Last week, Nature News reported on the termination of the open access agreement between the Gates Foundation and AAAS. Under this agreement, that lasted 18 months, the Gates Foundation paid a lump sum to have papers by their funded authors in AAAS-journals (including Science) published open access, in compliance with the immediate open access mandate of the Gates Foundation.
In preparation of the Nature News article, the author, Richard van Noorden, asked us for our comments on these developments and was able to use a quote in the final article.
For transparency reasons, and because we feel this is an important issue, we share our full comments below.
What would be interesting to know is the reason the agreement was not renewed – whether it was due to an inability to reach an agreement over costs for this specific arrangement, or whether it signifies a wish by either AAAS or the Gates foundation to switch gears.
There are two main points why we are glad this agreement is discontinued:
- The Gates Foundation is very likely paying exorbitant APCs per paper given the lump sum and the number of papers made OA, simply to be able to publish OA and gain the reputation these journals convey, while leaving everything else as it is, especially the reward system.
- The agreement was setting a bad example of showing that everything can be had if you just throw enough money at it, while many researchers, institutions and countries are struggling to provide immediate open access at current prices.
It has probably done next to nothing among the glam journal publishers to raise awareness of the importance to switch to open access and hasn’t paved the way for researchers and institutions lacking the type of resources that Gates Foundation has.

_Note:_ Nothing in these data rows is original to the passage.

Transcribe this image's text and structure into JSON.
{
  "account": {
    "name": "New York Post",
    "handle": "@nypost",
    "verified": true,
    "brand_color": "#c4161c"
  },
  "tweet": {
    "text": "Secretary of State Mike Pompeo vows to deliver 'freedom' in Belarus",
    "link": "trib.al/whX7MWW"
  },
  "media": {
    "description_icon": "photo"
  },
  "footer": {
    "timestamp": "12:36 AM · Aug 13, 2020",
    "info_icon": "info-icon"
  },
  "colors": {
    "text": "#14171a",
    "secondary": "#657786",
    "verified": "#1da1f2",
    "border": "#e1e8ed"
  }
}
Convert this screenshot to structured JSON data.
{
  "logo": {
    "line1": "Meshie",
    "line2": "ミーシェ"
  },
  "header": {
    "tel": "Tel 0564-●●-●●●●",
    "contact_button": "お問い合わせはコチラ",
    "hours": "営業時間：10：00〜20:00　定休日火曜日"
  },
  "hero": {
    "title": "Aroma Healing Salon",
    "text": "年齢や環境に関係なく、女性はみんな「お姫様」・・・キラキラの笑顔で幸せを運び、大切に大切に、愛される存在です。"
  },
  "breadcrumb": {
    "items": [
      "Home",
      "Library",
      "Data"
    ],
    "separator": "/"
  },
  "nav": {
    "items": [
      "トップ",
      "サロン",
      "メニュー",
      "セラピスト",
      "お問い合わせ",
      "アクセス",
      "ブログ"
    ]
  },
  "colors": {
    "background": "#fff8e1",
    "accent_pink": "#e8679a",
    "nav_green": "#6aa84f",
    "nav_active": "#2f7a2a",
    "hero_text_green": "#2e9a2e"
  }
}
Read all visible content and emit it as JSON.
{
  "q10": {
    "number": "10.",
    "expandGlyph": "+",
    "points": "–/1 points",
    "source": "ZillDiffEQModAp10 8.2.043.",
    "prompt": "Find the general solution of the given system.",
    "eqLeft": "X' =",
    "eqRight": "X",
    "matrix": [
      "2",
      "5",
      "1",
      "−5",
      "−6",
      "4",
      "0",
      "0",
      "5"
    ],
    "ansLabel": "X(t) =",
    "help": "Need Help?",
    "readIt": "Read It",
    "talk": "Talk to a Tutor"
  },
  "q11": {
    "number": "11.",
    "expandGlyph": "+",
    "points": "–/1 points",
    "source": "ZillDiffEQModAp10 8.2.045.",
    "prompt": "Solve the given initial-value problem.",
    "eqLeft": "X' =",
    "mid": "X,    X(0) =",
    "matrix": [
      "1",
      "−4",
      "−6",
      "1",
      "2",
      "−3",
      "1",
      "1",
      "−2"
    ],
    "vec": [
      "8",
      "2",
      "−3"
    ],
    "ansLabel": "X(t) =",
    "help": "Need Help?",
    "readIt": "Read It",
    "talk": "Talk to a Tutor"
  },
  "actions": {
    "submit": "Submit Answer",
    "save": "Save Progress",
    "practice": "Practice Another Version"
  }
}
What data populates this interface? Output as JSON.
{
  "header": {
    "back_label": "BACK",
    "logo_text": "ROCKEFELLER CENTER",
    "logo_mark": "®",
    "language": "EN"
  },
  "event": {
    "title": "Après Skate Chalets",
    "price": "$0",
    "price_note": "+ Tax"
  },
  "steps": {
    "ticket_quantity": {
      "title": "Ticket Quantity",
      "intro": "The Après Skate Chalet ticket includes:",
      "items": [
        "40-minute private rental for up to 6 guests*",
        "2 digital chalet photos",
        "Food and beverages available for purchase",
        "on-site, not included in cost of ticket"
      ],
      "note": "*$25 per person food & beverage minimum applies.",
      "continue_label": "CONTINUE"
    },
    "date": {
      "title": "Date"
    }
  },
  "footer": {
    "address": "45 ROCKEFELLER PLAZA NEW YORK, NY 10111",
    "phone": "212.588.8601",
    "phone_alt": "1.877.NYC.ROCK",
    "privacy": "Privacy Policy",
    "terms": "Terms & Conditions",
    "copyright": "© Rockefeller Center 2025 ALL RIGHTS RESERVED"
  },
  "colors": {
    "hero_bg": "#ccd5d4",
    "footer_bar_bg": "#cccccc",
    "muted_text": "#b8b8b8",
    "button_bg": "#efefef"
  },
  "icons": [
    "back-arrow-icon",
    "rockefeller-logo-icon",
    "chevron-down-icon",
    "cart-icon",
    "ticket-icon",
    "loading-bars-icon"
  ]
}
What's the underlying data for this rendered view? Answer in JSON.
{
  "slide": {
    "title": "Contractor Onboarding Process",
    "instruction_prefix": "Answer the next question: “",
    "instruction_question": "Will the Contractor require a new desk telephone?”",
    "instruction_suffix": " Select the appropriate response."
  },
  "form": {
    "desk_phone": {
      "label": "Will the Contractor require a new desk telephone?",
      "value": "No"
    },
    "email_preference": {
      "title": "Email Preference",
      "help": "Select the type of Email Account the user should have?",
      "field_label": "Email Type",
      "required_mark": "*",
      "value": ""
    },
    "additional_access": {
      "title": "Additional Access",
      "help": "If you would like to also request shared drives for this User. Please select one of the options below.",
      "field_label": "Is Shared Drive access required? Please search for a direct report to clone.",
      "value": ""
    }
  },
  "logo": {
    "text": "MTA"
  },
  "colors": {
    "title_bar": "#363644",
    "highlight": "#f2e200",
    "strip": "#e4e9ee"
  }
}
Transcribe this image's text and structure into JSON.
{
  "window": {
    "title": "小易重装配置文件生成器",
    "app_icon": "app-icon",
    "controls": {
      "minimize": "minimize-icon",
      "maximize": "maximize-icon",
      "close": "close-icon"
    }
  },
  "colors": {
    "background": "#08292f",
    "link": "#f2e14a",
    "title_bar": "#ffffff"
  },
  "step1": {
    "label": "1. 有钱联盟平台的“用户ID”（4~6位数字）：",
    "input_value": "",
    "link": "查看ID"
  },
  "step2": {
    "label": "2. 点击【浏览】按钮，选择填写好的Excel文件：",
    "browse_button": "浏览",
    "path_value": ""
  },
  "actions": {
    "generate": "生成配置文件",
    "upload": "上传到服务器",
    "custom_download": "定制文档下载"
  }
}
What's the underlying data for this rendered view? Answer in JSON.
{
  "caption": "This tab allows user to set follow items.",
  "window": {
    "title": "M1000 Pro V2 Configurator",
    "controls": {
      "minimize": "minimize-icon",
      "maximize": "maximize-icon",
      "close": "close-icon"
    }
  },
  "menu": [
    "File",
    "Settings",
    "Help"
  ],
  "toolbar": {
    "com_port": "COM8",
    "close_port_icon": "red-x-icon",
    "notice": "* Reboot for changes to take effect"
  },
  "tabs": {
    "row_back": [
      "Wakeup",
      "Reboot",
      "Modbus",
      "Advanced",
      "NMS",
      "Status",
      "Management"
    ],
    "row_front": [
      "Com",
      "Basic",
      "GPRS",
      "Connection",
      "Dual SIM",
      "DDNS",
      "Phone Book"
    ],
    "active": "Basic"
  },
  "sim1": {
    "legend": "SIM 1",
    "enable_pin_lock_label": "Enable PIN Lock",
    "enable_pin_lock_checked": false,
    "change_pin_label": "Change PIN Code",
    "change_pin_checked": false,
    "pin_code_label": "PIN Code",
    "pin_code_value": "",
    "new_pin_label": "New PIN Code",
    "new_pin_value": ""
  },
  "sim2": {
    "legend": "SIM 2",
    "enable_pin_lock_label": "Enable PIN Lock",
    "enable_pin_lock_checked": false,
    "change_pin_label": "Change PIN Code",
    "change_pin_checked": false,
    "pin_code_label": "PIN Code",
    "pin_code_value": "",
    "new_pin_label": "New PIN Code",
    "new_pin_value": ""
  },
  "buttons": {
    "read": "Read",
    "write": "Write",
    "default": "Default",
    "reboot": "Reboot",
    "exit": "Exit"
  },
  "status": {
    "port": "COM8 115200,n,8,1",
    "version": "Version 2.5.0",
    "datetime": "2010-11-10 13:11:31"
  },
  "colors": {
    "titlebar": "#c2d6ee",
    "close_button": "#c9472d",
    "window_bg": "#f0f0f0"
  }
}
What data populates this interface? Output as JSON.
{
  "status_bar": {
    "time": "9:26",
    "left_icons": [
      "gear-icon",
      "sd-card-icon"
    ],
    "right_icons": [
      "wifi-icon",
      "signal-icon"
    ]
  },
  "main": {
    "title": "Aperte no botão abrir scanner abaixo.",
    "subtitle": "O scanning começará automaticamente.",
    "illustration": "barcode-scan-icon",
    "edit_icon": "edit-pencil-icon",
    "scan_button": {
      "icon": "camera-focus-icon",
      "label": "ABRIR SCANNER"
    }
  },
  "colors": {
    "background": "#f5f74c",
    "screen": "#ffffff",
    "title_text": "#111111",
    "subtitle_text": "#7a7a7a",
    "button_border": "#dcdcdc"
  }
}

Recently, we are seeing more activities by funders that indicate a desire to better control costs associated with funding Open Access publications. Wellcome is reviewing their open access mandate (also in light of the large difference in APCs for hybrid and full gold OA journals), the European Union has been floating the idea of no longer funding hybrid open access publications (in the Impact Assessment (part 2, page 107) for Horizon Europe), and Robert Jan Smits, special envoy Open Access of the EC is exploring an agreement with European National funders to require grantees to publish in open access journals, control APC costs and stimulate the flipping of subscription and hybrid journals to full OA (as presented July 11 at ESOF (see the video recording and the accompanying press release by Science Europe).
Perhaps the most interesting aspect of these developments is whether they can be accompanied by a shift in evaluation criteria (by funders, governments and institutions) that will lessen the stranglehold of high-impact journals such as Nature, Science, NEJM and PNAS that enables them to negotiate agreements as the one described for AAAS and Gates at such high costs, or resist making agreements over OA publishing altogether.
So it will be interesting to see whether Gates will continue to enforce its open access policy unchanged despite the termination of the agreement with AAAS/Science. If funders will be steadfast in their determination to both move OA forwards and are able to contribute to a change in evaluation criteria, we might yet see a true watershed moment in scholarly publication.
There is one additional aspect regarding current initiatives by funders to exert influence over OA publishing and its accompanying costs, and that is of course the funder publishing platforms as implemented by (a.o.) Gates and Wellcome and as put forward for tender by the EC. These could be seen as a strategic option by funders to stimulate OA under conditions they can control, and indirectly also as a lever to promote more systemic change in OA publishing.
Jeroen Bosman and Bianca Kramer